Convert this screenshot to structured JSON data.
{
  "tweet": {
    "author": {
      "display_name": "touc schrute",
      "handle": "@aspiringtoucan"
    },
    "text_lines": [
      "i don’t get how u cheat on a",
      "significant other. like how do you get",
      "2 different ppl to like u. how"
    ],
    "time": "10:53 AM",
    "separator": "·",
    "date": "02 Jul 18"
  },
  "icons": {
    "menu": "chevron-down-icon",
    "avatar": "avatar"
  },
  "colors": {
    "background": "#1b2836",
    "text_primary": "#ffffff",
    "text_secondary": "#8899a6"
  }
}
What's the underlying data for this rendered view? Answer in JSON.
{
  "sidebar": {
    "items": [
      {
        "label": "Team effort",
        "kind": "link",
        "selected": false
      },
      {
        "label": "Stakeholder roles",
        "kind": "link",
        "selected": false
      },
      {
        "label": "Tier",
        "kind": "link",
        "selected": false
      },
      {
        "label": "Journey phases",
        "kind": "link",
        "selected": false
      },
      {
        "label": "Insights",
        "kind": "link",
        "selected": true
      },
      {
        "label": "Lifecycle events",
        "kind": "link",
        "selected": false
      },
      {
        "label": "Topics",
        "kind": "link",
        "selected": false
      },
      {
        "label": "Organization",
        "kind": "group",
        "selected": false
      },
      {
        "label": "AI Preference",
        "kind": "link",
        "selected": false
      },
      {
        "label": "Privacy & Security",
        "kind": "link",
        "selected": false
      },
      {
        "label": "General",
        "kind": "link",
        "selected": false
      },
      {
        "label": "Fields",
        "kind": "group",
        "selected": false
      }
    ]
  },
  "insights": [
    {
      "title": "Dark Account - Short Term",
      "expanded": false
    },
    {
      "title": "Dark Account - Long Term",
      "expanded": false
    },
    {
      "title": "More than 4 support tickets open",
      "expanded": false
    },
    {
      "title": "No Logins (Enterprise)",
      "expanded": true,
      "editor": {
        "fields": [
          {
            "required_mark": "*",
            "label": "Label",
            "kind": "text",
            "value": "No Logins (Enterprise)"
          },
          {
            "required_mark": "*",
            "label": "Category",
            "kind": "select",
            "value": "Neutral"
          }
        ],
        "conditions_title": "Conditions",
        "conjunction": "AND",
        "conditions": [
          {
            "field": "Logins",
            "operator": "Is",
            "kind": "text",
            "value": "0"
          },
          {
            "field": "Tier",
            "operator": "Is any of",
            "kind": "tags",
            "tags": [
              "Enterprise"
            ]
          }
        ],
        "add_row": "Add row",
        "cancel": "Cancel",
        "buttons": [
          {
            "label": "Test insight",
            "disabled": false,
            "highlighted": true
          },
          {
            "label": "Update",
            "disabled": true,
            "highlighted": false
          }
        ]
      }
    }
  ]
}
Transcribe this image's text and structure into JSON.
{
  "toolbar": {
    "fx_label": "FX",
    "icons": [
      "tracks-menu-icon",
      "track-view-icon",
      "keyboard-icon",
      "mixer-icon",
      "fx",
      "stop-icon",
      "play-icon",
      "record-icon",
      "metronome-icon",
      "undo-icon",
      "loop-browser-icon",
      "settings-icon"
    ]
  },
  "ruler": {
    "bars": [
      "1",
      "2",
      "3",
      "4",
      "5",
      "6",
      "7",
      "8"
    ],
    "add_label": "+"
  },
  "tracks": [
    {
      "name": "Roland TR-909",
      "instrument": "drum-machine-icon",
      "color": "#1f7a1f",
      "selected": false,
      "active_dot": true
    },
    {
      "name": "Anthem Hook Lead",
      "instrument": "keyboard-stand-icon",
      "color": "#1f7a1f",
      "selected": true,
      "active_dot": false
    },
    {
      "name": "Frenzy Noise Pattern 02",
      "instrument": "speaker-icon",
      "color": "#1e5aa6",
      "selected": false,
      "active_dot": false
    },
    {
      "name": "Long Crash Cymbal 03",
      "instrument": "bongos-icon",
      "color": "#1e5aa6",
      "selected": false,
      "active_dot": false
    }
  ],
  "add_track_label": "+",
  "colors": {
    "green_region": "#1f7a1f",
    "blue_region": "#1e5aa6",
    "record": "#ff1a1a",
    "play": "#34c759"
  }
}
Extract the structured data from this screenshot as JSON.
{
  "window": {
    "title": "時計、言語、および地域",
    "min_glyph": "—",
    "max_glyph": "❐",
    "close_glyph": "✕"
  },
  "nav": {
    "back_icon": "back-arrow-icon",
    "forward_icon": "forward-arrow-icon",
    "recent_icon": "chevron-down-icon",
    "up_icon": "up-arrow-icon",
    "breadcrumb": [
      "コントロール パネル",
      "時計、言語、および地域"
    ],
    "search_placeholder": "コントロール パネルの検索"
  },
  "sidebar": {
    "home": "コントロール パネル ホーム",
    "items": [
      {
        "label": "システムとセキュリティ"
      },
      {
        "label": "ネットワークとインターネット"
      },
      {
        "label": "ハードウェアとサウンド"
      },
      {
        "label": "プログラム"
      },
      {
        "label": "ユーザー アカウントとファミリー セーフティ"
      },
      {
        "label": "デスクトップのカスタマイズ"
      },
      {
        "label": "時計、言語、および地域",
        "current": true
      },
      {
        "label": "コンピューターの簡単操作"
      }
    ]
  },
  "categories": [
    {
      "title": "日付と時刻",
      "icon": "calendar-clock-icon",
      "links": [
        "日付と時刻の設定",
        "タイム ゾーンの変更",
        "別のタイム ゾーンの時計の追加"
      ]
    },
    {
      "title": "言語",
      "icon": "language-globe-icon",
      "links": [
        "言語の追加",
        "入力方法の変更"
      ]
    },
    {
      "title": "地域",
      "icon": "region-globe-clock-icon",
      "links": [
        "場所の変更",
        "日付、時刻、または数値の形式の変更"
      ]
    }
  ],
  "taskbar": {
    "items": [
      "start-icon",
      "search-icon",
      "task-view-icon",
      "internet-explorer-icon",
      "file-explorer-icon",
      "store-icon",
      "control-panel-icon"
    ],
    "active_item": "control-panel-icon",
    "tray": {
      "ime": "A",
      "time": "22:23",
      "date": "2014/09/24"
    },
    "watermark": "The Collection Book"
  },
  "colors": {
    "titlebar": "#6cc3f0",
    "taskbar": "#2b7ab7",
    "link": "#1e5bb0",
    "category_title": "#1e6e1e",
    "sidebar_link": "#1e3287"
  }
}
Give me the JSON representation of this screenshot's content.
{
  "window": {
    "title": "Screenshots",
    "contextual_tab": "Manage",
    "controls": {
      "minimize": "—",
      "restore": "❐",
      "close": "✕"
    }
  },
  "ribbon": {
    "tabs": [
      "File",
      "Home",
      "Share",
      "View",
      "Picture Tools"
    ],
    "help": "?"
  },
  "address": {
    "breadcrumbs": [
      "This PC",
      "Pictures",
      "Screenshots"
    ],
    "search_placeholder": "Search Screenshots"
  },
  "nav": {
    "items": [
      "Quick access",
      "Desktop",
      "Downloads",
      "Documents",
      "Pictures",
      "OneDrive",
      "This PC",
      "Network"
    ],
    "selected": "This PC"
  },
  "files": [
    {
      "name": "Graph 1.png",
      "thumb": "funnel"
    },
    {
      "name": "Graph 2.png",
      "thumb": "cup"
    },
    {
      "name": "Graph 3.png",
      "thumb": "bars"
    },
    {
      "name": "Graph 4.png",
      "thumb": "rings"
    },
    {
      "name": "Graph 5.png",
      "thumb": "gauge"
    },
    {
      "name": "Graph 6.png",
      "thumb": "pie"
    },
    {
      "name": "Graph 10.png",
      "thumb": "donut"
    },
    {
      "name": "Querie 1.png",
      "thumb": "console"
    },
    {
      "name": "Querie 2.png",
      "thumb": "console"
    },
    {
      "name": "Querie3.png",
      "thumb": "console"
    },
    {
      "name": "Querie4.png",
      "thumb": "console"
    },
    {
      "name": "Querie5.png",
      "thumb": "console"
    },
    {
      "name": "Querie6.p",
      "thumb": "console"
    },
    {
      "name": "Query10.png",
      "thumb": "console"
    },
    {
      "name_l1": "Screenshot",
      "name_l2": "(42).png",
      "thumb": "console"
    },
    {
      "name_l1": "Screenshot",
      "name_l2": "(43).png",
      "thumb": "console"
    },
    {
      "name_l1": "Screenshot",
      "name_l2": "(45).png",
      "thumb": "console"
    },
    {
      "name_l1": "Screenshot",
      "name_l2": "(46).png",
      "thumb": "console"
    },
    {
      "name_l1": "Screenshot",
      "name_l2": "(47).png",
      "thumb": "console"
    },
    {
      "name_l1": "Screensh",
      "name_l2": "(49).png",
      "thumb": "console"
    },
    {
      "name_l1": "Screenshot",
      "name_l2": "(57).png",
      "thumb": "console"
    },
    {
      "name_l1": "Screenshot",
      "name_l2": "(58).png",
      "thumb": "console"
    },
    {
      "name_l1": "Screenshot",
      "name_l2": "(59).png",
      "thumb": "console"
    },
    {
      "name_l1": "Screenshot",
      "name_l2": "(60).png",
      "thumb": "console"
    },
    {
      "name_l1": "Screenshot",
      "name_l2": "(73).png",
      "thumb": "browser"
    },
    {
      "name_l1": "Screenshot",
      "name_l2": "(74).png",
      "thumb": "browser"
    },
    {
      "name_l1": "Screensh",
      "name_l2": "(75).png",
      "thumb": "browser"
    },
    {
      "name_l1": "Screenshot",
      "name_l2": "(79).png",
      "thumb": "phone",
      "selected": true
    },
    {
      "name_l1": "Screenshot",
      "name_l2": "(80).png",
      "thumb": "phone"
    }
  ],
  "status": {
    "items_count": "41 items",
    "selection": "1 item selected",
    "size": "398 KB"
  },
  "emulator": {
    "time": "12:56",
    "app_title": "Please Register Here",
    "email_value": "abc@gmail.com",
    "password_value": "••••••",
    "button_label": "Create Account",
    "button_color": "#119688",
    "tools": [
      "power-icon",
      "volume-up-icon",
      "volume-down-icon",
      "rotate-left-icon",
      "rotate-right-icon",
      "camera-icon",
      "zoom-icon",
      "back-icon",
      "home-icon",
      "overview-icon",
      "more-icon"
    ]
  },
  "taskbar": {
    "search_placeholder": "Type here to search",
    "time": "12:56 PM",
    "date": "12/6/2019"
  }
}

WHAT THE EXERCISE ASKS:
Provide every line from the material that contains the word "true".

RESPONSE TO THE TASK:
        "selected": true
      "expanded": true,
            "highlighted": true
            "disabled": true,
      "active_dot": true
      "selected": true,
        "current": true
      "selected": true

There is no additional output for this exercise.